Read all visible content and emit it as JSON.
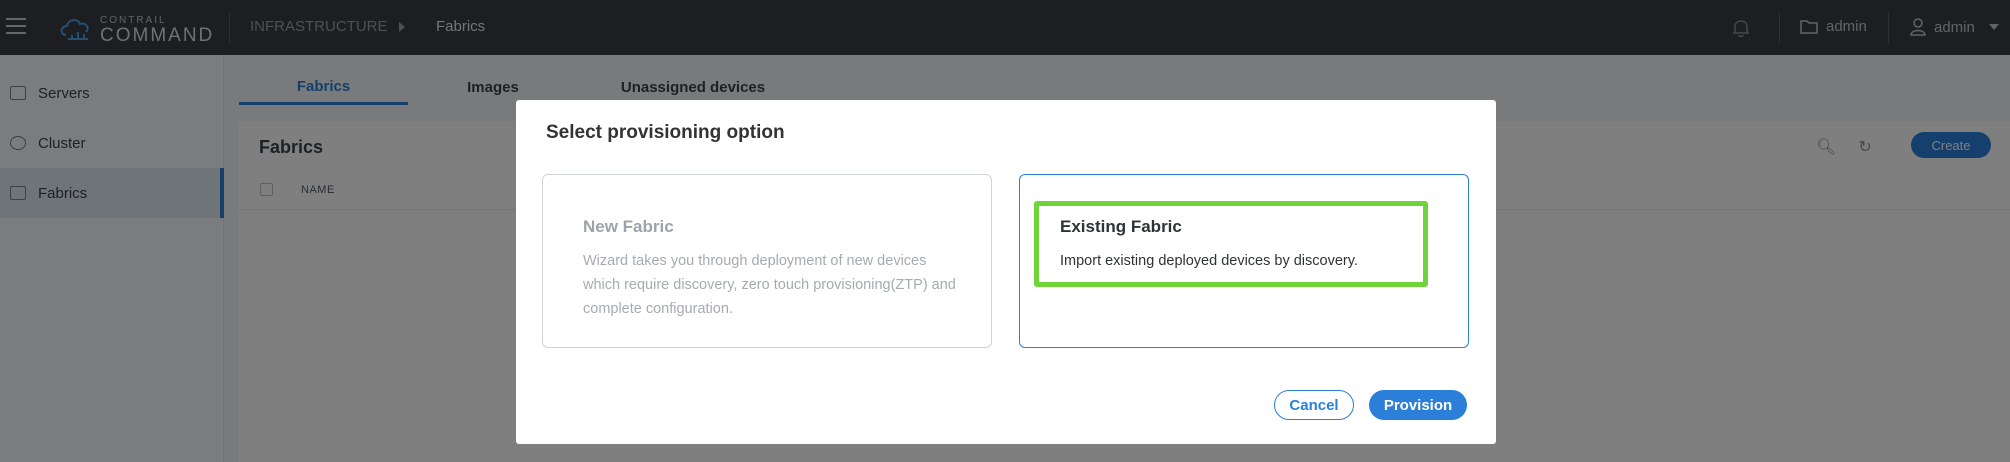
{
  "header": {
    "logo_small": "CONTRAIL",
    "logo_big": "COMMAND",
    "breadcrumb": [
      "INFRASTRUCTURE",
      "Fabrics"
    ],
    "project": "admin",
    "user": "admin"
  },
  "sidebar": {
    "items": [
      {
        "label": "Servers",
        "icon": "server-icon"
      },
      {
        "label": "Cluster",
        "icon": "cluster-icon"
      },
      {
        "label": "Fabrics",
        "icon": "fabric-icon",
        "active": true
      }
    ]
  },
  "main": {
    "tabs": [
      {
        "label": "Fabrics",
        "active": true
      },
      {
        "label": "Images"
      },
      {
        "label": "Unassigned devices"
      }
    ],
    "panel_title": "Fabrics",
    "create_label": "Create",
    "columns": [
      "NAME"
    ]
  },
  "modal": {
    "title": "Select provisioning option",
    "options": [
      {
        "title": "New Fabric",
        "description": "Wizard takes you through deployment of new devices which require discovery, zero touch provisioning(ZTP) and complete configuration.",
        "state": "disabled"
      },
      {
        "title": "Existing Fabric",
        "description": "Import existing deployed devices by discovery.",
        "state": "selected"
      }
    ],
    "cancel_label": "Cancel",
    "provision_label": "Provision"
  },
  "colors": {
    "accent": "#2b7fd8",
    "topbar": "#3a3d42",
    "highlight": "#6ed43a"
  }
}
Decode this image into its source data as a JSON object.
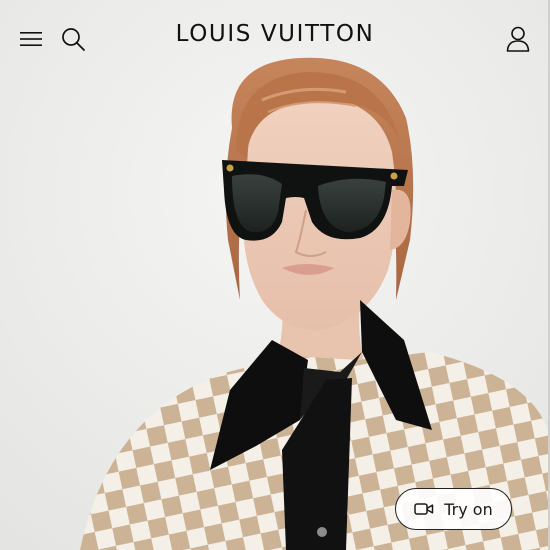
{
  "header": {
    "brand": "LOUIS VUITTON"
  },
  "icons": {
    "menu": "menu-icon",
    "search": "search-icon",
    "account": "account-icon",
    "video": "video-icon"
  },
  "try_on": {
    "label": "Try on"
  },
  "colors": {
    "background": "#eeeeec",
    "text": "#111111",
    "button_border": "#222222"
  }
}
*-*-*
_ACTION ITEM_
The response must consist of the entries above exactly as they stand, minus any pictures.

_ANSWER SECTION_
Read all visible content and emit it as JSON.
{
  "header": {
    "logo_small": "CONTRAIL",
    "logo_big": "COMMAND",
    "breadcrumb": [
      "INFRASTRUCTURE",
      "Fabrics"
    ],
    "project": "admin",
    "user": "admin"
  },
  "sidebar": {
    "items": [
      {
        "label": "Servers",
        "icon": "server-icon"
      },
      {
        "label": "Cluster",
        "icon": "cluster-icon"
      },
      {
        "label": "Fabrics",
        "icon": "fabric-icon",
        "active": true
      }
    ]
  },
  "main": {
    "tabs": [
      {
        "label": "Fabrics",
        "active": true
      },
      {
        "label": "Images"
      },
      {
        "label": "Unassigned devices"
      }
    ],
    "panel_title": "Fabrics",
    "create_label": "Create",
    "columns": [
      "NAME"
    ]
  },
  "modal": {
    "title": "Select provisioning option",
    "options": [
      {
        "title": "New Fabric",
        "description": "Wizard takes you through deployment of new devices which require discovery, zero touch provisioning(ZTP) and complete configuration.",
        "state": "disabled"
      },
      {
        "title": "Existing Fabric",
        "description": "Import existing deployed devices by discovery.",
        "state": "selected"
      }
    ],
    "cancel_label": "Cancel",
    "provision_label": "Provision"
  },
  "colors": {
    "accent": "#2b7fd8",
    "topbar": "#3a3d42",
    "highlight": "#6ed43a"
  }
}
Decode this image into its source data as a JSON object.
{
  "header": {
    "brand": "LOUIS VUITTON"
  },
  "icons": {
    "menu": "menu-icon",
    "search": "search-icon",
    "account": "account-icon",
    "video": "video-icon"
  },
  "try_on": {
    "label": "Try on"
  },
  "colors": {
    "background": "#eeeeec",
    "text": "#111111",
    "button_border": "#222222"
  }
}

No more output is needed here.